The plan, concocted by United Nations's Office for the Coordination of Humanitarian Affairs, involves creating genetically modified mosquitoes that either kill or sterilize themselves.The United Nations' aim is to combat Dengue fever through the genetic manipulation of nature.
As with other genetically modified organisms, the long-term repercussions are widely unknown, and introducing a genetically modified creature into the environment may make for the genetic coding of an entire species to be altered.
Scientists fighting mosquito-borne diseases are racing to obtain approval to release genetically modified insects designed to stop the spread of dengue, a potentially fatal virus.
"People generally do not like the unknown and are alarmist.
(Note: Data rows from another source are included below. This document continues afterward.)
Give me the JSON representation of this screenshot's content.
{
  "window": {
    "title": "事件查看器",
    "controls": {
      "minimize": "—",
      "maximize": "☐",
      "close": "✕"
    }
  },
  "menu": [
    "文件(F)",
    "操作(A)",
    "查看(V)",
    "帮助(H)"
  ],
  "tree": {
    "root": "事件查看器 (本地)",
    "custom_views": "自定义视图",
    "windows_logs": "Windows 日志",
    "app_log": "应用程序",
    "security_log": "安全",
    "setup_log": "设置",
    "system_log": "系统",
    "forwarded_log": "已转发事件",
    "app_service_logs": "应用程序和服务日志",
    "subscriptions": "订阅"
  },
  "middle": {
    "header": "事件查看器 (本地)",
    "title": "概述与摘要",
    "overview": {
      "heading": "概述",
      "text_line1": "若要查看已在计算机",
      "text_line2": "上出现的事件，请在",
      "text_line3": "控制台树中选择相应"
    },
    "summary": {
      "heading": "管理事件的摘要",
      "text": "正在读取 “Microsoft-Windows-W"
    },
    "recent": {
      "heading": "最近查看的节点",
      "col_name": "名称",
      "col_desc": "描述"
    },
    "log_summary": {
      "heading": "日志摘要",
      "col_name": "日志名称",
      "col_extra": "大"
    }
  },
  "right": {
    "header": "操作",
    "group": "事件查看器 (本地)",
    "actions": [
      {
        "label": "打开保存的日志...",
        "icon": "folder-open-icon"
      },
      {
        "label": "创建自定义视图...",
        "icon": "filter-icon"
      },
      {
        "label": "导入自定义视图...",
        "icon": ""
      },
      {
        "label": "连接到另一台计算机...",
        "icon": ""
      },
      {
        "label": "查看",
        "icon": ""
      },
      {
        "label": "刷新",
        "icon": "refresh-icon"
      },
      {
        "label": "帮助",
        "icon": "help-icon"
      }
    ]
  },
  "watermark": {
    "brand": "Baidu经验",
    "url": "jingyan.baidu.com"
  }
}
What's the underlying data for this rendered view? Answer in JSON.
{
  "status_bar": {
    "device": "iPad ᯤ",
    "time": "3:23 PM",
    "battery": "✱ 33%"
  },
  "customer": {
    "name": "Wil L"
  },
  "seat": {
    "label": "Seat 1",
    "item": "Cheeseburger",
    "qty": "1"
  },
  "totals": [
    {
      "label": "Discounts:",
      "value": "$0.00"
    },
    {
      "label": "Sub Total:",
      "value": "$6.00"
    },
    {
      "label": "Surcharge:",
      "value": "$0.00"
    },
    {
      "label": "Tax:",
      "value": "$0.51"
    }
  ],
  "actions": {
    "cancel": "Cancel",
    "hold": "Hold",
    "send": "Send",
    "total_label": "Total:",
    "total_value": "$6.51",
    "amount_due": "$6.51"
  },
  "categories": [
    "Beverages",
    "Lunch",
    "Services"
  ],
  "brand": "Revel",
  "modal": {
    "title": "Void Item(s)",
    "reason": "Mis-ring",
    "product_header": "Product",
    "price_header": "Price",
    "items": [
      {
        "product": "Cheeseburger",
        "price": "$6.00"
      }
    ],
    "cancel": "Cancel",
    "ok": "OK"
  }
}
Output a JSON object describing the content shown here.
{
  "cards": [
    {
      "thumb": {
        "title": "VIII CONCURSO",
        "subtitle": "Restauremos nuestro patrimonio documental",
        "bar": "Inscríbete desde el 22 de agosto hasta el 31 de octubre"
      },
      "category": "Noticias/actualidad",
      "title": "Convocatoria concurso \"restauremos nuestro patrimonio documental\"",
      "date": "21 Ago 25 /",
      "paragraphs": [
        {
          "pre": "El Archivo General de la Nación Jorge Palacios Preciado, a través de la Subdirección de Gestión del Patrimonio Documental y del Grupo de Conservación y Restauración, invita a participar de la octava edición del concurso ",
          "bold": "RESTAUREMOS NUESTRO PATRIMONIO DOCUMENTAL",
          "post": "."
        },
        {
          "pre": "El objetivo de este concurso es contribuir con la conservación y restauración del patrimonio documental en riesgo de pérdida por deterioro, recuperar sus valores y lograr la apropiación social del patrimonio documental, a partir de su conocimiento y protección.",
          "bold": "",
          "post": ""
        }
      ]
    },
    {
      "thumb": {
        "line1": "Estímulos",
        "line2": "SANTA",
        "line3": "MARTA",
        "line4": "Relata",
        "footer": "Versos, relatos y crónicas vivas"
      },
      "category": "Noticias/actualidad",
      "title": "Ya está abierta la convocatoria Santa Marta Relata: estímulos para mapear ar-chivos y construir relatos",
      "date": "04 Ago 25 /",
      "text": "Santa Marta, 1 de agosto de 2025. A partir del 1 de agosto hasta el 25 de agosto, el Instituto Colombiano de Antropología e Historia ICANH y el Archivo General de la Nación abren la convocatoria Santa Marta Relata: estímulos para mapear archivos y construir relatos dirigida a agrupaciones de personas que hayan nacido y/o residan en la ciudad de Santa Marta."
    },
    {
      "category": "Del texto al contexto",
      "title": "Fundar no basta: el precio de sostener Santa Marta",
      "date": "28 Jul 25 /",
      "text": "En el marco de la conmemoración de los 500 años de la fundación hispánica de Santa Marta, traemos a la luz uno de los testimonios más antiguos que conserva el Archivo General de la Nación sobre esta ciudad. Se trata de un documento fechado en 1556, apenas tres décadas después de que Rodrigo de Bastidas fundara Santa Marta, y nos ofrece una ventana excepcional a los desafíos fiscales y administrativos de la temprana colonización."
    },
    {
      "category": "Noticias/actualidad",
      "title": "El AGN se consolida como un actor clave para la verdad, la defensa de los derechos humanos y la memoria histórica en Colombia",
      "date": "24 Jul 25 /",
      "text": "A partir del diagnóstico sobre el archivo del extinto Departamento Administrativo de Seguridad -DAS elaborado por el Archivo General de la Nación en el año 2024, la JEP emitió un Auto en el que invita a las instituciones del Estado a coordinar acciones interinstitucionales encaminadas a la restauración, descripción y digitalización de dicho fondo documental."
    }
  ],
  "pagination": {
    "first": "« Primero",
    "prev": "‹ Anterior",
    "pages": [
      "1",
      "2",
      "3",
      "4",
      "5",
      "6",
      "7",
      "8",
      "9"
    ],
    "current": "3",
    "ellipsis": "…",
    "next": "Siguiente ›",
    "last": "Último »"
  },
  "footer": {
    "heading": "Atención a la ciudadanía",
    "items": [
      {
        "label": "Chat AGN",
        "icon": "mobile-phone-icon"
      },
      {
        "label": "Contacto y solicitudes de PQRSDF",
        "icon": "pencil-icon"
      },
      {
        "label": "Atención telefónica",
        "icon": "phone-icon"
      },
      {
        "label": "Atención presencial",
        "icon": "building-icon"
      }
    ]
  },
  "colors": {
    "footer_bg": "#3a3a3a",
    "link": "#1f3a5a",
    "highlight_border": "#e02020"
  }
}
Because there has never been a [field] release of GM [genetically modified] mosquitoes, critics are free to imagine what can possibly go wrong," said UK-based entomologist and professor at Imperial College London, John Mumford.
However, such moves have made environmentalists nervous as a science long used in agriculture is applied to public health.
These mosquitoes are engineered with an extra gene or inserted bacterium or have had a gene altered so that either their offspring are sterile and unable to spread dengue, or simply die.
The report goes on to credit the Bill & Melinda Gates Foundation for funding Australian researchers from the University of Queensland, which received approval to release the genetically modified mosquitoes in December.
Australian researchers from the University of Queensland, funded by the Bill & Melinda Gates Foundation, have received regulatory approval to begin in December to release mosquitoes infected with a bacterium that prevents the dengue virus from multiplying, as has the Malaysian Ministry of Health.